Progress Over Perfection

Hey ladies!  Ok, I need you to be honest for a second.  Could you be guilty of allowing perfection to paralyze you from achieving your goals?  It could be that you avoided a phone call because you were scared of not saying the “right” thing?  Maybe you had a business idea, but squashed it because you told yourself that it would never work?  Or maybe you DID try to achieve something bold, but it didn’t go as planned, and that one failed attempt to stole your desire to give it another try.

As I watched my 9-yr old daughter play soccer this morning, I was fascinated to see her team’s relentless pursuit of their (physical) goals.  No matter how many times they missed a goal, lost control and went out of bounds, or were given a slight correction by the coach, they had smiles on their faces and kept giving it 100%. They played with a bold and brave desire to do their best that was absolutely infectious!


I attribute a lot of their brave demeanor to her coach.  I have always admired his style, which is to reward every try, rather than shame any failure.  It sounds a bit soft, but don’t think that he sacrifices top performance because of this style.  In fact, he coaches some of the most elite teams in the area with this method.  In essence, what he has perfected, is a lesson of which all of us need reminding.  And that is, that no matter how old we are we should keep our focus on progress, not perfection.

I recently attended a retreat with other successful businesswomen colleagues where the need for this lesson was reinforced. The retreat was an invitation-only event for those who had achieved new titles and promotions, so I was surrounded by an impressive group of proven leaders.  Our first agenda item during training was to connect with each person’s motivation for starting their business; or our “why” as it is labeled by author, Simon Sinek.  As we went around the room and each woman spoke, there were revelations about childhood, marriage, wanting to regain an identity, achieve a sense of security, etc.  It was a powerful session and the emotional connection through this exercise was absolutely unbelievable.  But the one thing that was surprisingly noticeable in many stories, was an overall unspoken feeling of guarded optimism by each woman that she truly believed she had what it took to achieve her big goals.  It wasn’t that anyone lacked belief in our company, the product we represent or the system we use.  Unfortunately, it was that they still had a shadow of doubt in themselves.  I found this realization completely ironic, because by anyone else’s measure these women had already proven themselves successful.  So why are we as women so hard on ourselves?
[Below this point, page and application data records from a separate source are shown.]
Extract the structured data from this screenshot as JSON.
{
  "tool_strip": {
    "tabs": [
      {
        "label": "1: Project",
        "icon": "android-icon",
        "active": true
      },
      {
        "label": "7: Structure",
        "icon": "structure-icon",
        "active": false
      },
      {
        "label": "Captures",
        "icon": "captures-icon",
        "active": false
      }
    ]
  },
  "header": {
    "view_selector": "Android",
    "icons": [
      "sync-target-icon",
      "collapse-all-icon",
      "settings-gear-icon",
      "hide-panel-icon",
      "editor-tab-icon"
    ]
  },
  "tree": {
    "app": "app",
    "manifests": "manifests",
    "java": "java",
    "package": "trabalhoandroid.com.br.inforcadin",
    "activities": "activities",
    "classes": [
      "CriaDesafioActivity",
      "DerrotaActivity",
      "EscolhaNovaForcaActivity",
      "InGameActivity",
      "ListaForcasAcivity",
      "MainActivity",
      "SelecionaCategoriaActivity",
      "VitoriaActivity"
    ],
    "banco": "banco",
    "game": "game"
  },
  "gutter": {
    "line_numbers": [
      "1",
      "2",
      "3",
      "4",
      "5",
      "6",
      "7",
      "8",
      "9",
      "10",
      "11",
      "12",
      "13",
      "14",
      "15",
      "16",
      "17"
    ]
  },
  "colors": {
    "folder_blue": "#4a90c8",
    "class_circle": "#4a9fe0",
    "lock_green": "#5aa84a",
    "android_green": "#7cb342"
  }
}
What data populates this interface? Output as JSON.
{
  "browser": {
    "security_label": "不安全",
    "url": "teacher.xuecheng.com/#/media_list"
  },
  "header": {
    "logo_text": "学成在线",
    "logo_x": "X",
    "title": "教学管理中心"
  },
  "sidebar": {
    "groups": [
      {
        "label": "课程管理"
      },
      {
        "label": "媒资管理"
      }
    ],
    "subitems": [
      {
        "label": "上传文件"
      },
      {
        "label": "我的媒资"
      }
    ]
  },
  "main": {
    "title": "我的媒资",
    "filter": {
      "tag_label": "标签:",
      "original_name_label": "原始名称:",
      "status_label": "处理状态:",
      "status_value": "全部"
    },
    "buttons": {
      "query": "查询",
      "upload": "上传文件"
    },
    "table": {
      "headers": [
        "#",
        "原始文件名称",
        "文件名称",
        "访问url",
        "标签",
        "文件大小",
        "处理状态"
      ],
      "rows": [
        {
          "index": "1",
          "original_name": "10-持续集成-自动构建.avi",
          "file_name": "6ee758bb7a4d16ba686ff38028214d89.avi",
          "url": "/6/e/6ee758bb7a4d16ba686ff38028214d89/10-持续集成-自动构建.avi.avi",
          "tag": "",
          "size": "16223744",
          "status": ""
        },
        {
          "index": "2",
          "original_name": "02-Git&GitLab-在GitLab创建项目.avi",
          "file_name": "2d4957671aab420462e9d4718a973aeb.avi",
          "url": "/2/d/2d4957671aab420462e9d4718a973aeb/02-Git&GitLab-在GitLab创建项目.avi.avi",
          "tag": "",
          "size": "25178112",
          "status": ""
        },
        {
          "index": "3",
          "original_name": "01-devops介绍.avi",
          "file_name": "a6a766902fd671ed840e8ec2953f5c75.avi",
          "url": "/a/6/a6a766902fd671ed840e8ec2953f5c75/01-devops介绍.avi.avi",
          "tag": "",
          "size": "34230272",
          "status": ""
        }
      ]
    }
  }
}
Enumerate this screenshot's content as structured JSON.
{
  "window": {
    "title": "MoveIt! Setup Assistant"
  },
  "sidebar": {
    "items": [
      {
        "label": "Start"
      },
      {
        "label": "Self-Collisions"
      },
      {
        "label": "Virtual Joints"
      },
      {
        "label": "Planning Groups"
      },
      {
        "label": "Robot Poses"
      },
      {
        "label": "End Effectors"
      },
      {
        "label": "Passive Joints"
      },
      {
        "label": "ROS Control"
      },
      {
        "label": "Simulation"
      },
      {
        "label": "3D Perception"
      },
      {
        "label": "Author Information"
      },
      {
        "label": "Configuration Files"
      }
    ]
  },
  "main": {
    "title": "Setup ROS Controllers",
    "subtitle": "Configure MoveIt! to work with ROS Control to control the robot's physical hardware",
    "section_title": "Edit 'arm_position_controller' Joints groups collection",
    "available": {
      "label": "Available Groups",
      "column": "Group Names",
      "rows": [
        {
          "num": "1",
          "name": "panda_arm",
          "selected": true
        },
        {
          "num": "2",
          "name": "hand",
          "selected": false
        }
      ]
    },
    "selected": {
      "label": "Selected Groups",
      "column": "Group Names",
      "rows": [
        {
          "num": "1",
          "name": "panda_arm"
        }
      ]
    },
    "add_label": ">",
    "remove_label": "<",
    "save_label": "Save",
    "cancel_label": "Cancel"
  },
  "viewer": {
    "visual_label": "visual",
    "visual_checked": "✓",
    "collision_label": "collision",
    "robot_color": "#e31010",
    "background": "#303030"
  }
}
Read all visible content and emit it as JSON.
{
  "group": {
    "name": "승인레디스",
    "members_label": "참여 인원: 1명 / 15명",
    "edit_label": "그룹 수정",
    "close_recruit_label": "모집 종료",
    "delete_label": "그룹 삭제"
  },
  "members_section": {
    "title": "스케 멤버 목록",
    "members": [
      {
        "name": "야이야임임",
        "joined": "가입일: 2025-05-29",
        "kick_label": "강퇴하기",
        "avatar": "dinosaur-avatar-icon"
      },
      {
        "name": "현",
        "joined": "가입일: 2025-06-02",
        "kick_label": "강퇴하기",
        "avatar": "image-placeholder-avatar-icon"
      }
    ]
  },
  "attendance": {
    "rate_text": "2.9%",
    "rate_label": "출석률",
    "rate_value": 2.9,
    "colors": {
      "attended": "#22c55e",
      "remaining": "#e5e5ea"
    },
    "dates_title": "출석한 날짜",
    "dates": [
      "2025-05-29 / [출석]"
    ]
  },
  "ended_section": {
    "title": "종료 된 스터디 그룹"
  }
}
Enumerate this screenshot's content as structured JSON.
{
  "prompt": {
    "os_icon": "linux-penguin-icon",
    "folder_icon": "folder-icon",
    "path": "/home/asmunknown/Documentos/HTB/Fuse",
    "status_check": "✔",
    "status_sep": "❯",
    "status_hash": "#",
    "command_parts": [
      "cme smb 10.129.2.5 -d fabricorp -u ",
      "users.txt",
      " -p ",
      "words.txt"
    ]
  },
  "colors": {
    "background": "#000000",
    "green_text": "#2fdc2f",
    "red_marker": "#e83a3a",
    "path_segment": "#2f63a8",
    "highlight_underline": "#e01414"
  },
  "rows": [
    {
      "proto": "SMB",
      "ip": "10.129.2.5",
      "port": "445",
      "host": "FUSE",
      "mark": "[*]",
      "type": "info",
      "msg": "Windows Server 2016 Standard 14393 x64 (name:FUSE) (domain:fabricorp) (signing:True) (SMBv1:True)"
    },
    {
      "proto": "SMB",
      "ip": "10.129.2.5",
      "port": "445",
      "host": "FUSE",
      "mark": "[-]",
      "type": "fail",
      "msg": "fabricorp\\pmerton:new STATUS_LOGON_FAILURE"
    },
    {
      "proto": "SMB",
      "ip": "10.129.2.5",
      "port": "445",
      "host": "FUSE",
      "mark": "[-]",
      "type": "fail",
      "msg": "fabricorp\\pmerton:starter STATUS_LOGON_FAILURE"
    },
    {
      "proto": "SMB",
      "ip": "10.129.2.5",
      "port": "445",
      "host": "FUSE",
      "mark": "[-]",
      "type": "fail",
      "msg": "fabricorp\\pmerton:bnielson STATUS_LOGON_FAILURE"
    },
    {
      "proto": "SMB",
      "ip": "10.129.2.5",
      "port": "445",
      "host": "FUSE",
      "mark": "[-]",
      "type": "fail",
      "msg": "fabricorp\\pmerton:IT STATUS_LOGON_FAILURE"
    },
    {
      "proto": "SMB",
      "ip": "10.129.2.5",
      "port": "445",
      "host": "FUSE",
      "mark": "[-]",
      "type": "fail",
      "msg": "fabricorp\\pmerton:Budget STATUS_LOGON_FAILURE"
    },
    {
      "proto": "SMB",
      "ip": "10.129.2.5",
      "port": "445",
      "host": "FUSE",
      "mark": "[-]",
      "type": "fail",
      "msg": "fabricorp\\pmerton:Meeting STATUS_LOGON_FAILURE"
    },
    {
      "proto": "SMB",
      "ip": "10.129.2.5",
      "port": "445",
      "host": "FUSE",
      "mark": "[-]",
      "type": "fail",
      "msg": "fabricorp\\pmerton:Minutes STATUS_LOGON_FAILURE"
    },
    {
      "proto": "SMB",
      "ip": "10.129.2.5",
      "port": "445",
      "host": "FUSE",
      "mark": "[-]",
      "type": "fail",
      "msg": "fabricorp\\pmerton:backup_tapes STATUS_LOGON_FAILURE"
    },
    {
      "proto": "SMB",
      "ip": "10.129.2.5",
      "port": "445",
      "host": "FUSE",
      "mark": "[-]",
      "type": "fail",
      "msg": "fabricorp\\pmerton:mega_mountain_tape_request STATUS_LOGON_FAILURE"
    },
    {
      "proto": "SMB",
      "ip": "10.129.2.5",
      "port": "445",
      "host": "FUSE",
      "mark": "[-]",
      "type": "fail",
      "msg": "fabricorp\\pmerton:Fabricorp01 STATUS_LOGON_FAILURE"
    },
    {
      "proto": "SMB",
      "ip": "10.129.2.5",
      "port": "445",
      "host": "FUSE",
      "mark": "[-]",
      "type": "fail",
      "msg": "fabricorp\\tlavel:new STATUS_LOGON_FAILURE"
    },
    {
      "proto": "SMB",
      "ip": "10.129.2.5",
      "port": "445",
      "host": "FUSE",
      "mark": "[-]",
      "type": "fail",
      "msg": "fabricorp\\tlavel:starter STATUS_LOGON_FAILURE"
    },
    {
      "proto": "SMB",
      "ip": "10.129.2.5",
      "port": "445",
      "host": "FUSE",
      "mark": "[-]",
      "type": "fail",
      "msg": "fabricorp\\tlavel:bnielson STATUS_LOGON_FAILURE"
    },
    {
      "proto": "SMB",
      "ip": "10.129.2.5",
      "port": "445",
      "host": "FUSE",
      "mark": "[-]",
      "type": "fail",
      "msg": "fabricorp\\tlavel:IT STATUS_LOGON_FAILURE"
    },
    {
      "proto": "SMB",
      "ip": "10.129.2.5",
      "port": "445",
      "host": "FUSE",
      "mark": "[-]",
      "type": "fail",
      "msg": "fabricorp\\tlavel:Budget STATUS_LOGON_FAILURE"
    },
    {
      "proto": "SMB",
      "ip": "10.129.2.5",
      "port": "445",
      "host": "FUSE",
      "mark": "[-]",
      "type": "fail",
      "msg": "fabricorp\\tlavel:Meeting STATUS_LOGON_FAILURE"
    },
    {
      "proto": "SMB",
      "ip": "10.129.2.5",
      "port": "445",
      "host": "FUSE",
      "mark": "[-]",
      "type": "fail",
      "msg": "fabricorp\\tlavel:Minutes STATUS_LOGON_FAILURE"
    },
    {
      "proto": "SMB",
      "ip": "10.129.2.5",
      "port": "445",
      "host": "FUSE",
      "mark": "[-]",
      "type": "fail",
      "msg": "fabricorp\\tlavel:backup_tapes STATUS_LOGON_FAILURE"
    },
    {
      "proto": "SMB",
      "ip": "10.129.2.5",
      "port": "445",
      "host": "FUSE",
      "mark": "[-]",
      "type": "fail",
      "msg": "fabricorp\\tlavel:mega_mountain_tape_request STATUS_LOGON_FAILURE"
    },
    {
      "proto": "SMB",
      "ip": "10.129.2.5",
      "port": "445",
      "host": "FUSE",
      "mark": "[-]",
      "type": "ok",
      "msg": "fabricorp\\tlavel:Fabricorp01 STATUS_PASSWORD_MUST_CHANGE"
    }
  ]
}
The reason for each person’s ounce of self-doubt varied that day, but according to a 2016 TED talk, “Teach Girls Bravery, Not Perfection” by Reshna Saujani (founder of Girls Who Code) the overall problem stems from the way we raise our girls.  Think about it.  As kids, boys are encouraged to participate in daredevil acts like jumping off the highest playground equipment, playing with weapons, and being bold and aggressive at sports.  Yet, as girls we hear things like “act like a lady,” “be nice” or “don’t be too bossy.” And this kind of subtle societal disparity creates women who will strive, but only to the degree they can achieve perfection.  And if she falls short or attracts any criticism, she starts second guessing her abilities.  Over a lifetime, this breeds the exact feeling I was surrounded by at the retreat.  Unlike men who interpret failure as an opportunity to ask, “What went wrong?” we as women, blame ourselves for an imperfect outcome, and ask, “What is wrong with me?”

I’m not here to say that I’m not guilty.  In fact, I may very well be one of the worst offenders.  I was a straight A student, my friends will tell you that I am obsessed with keeping our house picked up and “presentable,” and I probably will have revised this article at least 5 times before you see it.  Beyond that, where I really notice my insecurity come into play is when I return to the male-dominated military world.  I only have AF Reserve duty in the Pentagon twice a year, but each session brings out an irrational questioning of my abilities.  In my business life, I confidently coach and lead a team of over 7,000 women.  But the second I walk through the Pentagon doors, it can easily seem like none of that success matters and it’s easy to question what I have to offer.  See how this quest for perfection works?  Thankfully, I have had to talk myself through this scenario for almost 17 years and I’ve gotten better at standing my mental ground.


All that said, I think it’s important we truly begin to create an environment where we place more value on progress than perfection in our next generation.  I returned home from the retreat with an intense desire to create an environment where my daughter believes:

1)  That her ideas will always be as good as anyone else’s

2)  That she can try and fail, because failure is a natural stepping stone to success

3)  In herself and knows that that belief can’t be stolen by any single person’s words, by any tough situation, or by society’s norms

4)  That progress is worth more than perfection

So, for the sake of the young girls in your life, I challenge you to think about the way you see the world.  Is it perfection or bust?  Or are there small changes you can make to help encourage your girls to make bold, carefree attempts at going outside their comfort zone and tackling big things…regardless of the outcome?  As Reshna Suajani so eloquently stated, “when we teach girls to be imperfect, and we help them leverage it, we will build a movement of young women who are brave and who will build a better world for themselves and for each and every one of us.”

Comments are closed.

Post Navigation